The biggest problem from the get-go was changing the culture. The former adviser had been in charge of the paper for years, and she pretty much ran the show. She took most of the photos, she wrote the headlines and captions, and she laid the paper out on the computer. She was not just the editor-in-chief, she was pretty much the editor of everything. Not only did I not possess the computer skills to do all that, I wanted it to be the kids doing the work. I hoped to re-create the system that had worked so well in high school, with the teens taking responsibility for making sure their newspaper was something they could be proud of, all the while training new staffers and passing that attitude down to them. I really think we could've gotten there. But I never got the chance.
The other huge shift in culture was getting across that the class wasn't "Newspaper." The class was journalism. Since I'd first started at CP, the paper had come out on time, looked reasonably good (although replete with its share of errors), but it was incredibly milquetoast. I can't remember one time it stirred controversy or even captured the school's attention. It covered all the usual events: Homecoming, football games, Prom, fundraisers, school plays, etc. It was journalism by the barest minimum standards. It was just there.
On the first day, I told the class that business as usual was over. We were going to stir the hornets' nest. We were going to report the truth, even if it made people (including school officials) uncomfortable. Actually, we were going to do it especially if it made them uncomfortable. I made them a promise: As long as we were practicing good journalism, I would have their backs. I wouldn't allow anyone to tame the content of the paper as long as I was in charge. I would fight for them.
I kept my promise.

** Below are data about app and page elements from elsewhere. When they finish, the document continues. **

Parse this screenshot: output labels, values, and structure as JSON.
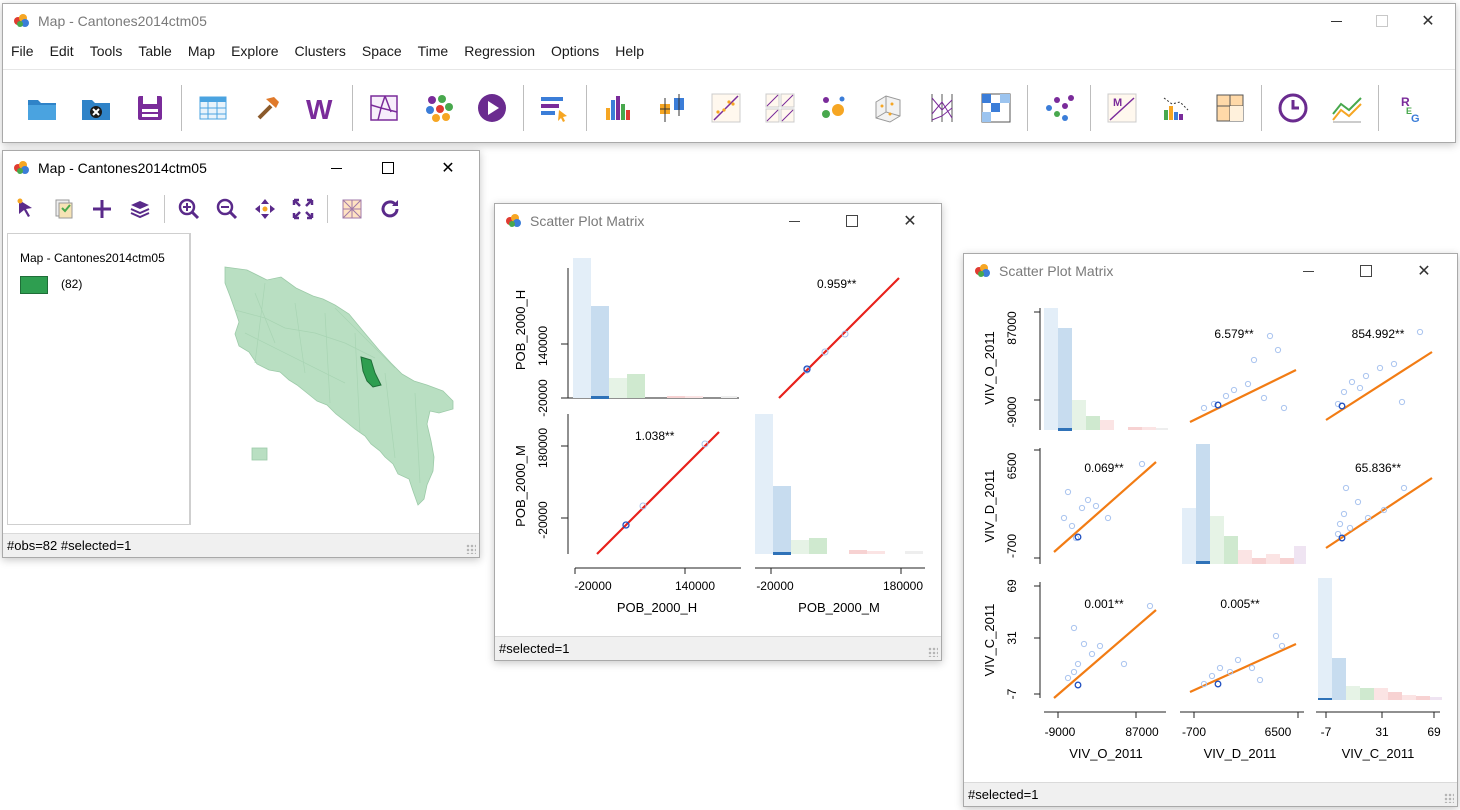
{
  "main_window": {
    "title": "Map - Cantones2014ctm05",
    "menu": [
      "File",
      "Edit",
      "Tools",
      "Table",
      "Map",
      "Explore",
      "Clusters",
      "Space",
      "Time",
      "Regression",
      "Options",
      "Help"
    ]
  },
  "map_window": {
    "title": "Map - Cantones2014ctm05",
    "legend_title": "Map - Cantones2014ctm05",
    "legend_count": "(82)",
    "status": "#obs=82 #selected=1",
    "colors": {
      "fill": "#b9dfc2",
      "selected": "#2e9e50",
      "border": "#9ccaa8"
    }
  },
  "spm1": {
    "title": "Scatter Plot Matrix",
    "status": "#selected=1",
    "vars": [
      "POB_2000_H",
      "POB_2000_M"
    ],
    "ticks": {
      "POB_2000_H": [
        "-20000",
        "140000"
      ],
      "POB_2000_M": [
        "-20000",
        "180000"
      ]
    },
    "coefs": [
      "0.959**",
      "1.038**"
    ]
  },
  "spm2": {
    "title": "Scatter Plot Matrix",
    "status": "#selected=1",
    "vars": [
      "VIV_O_2011",
      "VIV_D_2011",
      "VIV_C_2011"
    ],
    "ticks": {
      "VIV_O_2011": [
        "-9000",
        "87000"
      ],
      "VIV_D_2011": [
        "-700",
        "6500"
      ],
      "VIV_C_2011": [
        "-7",
        "31",
        "69"
      ]
    },
    "coefs": [
      "6.579**",
      "854.992**",
      "0.069**",
      "65.836**",
      "0.001**",
      "0.005**"
    ]
  }
}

It produced unequivocally the best newspaper of the 11 years I've been at College Park.
It also cost me the job.
To be continued...